    • Membership in legal areas to keep current in legal trends and practice
    • Membership in bar associations and other legal associations to develop relationships with the legal community
    • Professional conferences to keep abreast of the latest legal news and practice
  • American Association of Legal Nurse Consultants
  • What is the AALNC?
    • The American Association of Legal Nurse Consultants (AALNC) is a nonprofit organization dedicated to the professional advancement of registered nurses practicing in a consulting capacity in the legal field. Founded in 1989, AALNC serves as a resource to its members and provides a forum for education and the exchange of information.
  • Industry Standards
    • Code of Ethics and Conduct
    • AALNC Code of Ethics provides guidelines for professional performance and behavior and includes helpful interpretive discussion
    • Scope and Standards of Practice
    • Designates specific standards and guidelines that nurses need to know in order to practice as an LNC
  • AALNC Publications
    • Legal Nurse Consulting: Principles and Practice - Second Edition
      • Written by LNCs for LNCs, an educational tool for nurses pursuing the LNC profession
    • The Journal of Legal Nurse Consulting
      • Quarterly publication that provides current information on medical, legal and consultant practice issues

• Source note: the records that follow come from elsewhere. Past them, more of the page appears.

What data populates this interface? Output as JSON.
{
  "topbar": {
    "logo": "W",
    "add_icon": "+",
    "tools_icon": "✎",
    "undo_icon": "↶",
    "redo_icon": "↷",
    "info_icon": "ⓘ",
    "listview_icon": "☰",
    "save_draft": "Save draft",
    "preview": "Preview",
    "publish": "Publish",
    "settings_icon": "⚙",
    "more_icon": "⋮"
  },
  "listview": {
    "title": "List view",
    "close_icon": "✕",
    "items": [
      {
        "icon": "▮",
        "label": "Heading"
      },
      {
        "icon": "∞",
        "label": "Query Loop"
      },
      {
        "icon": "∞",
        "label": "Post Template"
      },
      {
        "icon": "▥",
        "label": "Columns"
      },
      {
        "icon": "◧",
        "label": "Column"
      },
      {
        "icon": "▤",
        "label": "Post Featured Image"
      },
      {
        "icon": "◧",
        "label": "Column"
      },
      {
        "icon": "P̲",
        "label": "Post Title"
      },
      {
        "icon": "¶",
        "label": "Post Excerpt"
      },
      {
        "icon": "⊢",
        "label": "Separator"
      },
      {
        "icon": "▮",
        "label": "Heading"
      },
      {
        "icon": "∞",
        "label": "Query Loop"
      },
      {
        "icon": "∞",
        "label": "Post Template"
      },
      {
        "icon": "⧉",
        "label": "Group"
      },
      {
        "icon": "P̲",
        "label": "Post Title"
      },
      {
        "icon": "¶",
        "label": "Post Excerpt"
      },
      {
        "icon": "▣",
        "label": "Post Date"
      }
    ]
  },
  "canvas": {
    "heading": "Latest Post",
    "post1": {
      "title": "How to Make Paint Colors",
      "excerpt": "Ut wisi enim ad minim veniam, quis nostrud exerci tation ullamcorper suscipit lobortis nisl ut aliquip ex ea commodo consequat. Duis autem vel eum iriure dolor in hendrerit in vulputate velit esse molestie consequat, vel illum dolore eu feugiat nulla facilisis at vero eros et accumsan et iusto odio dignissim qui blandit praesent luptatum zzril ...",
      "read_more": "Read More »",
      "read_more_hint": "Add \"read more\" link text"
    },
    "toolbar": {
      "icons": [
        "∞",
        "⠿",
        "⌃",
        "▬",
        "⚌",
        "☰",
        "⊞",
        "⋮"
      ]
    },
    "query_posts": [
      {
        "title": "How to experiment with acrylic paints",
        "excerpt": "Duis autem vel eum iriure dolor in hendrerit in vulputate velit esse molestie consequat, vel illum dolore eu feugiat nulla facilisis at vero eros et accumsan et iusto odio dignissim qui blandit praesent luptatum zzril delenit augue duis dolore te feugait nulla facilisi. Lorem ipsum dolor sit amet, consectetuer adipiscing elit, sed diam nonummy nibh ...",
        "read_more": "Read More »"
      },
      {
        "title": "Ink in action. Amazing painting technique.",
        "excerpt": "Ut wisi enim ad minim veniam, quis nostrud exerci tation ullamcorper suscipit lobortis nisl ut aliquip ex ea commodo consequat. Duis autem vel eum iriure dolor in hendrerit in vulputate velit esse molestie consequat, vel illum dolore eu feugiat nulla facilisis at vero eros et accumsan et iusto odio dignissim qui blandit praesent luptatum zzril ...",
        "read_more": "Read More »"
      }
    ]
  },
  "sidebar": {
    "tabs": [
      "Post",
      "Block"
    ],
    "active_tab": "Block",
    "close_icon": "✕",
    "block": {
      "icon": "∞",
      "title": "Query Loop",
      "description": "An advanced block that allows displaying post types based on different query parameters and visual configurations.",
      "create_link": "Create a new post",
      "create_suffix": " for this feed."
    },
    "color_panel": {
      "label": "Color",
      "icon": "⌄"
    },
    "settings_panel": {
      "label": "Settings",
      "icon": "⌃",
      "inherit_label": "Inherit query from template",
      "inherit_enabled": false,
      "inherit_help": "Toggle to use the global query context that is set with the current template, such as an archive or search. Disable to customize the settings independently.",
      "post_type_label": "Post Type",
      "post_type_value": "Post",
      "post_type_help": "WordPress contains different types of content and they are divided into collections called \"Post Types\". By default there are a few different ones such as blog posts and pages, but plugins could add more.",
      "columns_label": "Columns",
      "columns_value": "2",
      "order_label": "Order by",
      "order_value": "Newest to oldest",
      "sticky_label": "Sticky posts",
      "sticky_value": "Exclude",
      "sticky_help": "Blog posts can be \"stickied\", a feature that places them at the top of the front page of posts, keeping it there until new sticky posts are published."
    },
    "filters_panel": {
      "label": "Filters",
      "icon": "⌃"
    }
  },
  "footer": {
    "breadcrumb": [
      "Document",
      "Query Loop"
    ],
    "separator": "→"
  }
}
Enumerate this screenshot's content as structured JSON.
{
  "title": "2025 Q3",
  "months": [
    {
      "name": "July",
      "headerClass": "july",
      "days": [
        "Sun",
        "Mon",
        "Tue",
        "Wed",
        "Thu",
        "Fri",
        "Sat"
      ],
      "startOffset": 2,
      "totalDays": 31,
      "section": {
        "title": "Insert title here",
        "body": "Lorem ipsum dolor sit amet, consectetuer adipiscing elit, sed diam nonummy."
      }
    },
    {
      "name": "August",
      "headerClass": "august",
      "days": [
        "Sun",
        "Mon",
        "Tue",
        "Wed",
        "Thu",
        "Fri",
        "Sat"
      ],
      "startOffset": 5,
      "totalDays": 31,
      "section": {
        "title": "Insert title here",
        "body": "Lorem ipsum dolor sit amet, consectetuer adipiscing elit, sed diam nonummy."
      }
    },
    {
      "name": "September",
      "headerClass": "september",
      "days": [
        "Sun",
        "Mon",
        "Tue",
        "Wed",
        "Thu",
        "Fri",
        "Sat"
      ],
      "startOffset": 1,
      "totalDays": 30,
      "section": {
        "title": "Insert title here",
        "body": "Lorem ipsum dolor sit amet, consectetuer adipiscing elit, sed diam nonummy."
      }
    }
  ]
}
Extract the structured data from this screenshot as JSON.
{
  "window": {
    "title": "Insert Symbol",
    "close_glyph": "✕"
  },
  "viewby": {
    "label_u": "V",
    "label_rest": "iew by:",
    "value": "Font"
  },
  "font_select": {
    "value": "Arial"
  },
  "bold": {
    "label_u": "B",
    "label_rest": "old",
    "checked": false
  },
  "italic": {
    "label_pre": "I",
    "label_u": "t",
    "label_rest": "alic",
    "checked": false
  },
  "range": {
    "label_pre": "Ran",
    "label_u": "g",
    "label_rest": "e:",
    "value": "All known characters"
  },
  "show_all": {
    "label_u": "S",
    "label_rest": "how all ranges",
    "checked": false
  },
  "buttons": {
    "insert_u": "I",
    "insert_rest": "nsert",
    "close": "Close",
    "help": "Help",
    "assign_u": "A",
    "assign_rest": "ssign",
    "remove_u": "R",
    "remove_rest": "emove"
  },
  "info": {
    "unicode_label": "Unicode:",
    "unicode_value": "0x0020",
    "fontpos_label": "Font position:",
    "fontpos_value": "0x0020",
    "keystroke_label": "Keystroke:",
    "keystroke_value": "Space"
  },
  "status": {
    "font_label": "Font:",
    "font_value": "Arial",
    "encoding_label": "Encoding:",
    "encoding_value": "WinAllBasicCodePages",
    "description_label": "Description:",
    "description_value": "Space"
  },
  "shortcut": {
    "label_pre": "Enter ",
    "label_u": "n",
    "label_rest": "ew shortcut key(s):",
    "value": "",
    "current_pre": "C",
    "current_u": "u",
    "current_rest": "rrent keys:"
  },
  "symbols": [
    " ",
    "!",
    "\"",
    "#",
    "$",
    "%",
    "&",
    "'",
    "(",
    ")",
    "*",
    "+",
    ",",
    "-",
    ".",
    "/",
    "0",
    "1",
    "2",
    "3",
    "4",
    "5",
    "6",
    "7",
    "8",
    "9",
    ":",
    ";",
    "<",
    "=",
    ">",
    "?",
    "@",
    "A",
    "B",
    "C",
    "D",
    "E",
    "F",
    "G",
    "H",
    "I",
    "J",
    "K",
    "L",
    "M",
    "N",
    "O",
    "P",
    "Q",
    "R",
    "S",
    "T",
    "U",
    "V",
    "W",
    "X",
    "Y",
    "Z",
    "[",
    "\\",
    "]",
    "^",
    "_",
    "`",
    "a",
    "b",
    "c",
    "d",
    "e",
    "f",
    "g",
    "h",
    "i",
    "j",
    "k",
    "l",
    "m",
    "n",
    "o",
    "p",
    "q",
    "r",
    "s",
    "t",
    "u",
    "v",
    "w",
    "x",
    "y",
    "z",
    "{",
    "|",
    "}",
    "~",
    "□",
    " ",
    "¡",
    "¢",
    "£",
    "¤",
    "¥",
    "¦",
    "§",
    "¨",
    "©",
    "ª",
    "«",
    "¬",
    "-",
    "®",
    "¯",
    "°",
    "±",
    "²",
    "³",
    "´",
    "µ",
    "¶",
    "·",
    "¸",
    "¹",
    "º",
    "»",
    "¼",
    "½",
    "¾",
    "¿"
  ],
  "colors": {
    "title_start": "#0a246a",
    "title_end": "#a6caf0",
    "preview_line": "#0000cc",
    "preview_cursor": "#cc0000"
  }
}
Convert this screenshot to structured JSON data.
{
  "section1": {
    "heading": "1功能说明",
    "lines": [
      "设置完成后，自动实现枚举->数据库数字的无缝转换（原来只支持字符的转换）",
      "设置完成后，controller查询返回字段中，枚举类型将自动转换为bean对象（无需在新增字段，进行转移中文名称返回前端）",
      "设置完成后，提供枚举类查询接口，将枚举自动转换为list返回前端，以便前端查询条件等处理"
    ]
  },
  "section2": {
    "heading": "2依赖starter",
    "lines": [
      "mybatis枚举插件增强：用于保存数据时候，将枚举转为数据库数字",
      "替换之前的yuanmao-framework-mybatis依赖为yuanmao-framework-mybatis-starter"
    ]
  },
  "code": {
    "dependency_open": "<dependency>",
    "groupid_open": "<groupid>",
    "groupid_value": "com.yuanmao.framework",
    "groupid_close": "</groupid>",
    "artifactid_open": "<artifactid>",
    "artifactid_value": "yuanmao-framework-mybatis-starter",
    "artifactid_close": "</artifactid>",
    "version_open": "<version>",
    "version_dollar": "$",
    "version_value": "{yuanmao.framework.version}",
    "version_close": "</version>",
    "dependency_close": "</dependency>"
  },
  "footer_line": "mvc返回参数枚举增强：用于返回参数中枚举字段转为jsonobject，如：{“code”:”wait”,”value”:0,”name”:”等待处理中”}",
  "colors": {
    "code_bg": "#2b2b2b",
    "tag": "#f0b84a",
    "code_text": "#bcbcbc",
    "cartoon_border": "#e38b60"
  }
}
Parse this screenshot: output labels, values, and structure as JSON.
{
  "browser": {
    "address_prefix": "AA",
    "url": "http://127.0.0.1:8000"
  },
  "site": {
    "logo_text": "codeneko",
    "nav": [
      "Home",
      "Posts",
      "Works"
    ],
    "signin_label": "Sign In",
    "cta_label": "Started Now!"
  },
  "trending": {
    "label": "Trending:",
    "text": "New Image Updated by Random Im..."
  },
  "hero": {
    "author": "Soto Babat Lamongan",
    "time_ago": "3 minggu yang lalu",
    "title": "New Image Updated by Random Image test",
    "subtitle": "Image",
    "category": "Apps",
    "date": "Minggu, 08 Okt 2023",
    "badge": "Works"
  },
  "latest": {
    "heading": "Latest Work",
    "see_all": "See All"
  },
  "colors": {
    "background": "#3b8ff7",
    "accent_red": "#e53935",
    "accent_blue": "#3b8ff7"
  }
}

  • AALNC Educational Advancement
    • Annual conferences and pre-conference workshops at the national and local level
      • Medical issues
      • Legal issues
      • Areas of practice for the LNC
      • Computerized technologies for the new and practicing LNC
      • Various other pertinent areas of discussion
  • AALNC Educational Advancement
    • Annual professional LNC courses
      • Geared to not only the novice LNC but to the more seasoned LNC as well
    • Independent-study programs
    • Certification courses and independent studies for certification
    • Teleconferences on pertinent issues
  • AALNC Career Development
    • Mentoring programs within the chapters
      • Set up within chapter structure
      • Individual members offering mentorship, either in-house or independents
    • Networking opportunities with professionals in similar fields, including attorneys, paralegals, legal assistants, physicians and other specialists
  • Return on Your Investment
  • Why should you hire an LNC?
    • Experience
    • Background of clinical experience, which includes interpretation of medical records, documents and medical-legal issues
    • Cost-effectiveness
    • Utilizes nursing background and knowledge of health care standards to identify strengths and weaknesses of a case
  • Why should you hire an LNC?
    • Resourcefulness
    • Possesses a network of medical and professional resources and contacts
    • Knowledge
    • Thorough understanding of medical issues and trends related to the total litigation process, custom-designed for the attorney, client and jury
  • Where Can I Find an LNC?
    • Visit the LNC Locator at www.aalnc.org/locator to search for an LNC by state or specialty area
    • Use the results of the search to contact an LNC or expert witness to help you with your case
    www.aalnc.org
  • For more information, contact
    • American Association of Legal Nurse Consultants 877/402-2562
    • 312/321-5177 E-mail: info@aalnc.org
    www.aalnc.org
  • Presentation Contributors
    • Jan Aken, RN IBCLC
    • Nancy Blevins, BSN RN LNCC
    • Sarah McLain, RN
    • Pattie Patterson, RN LNCC
    • Diane L. Reboy, MS RN DABFN
    • Lenora Smith, MSN RN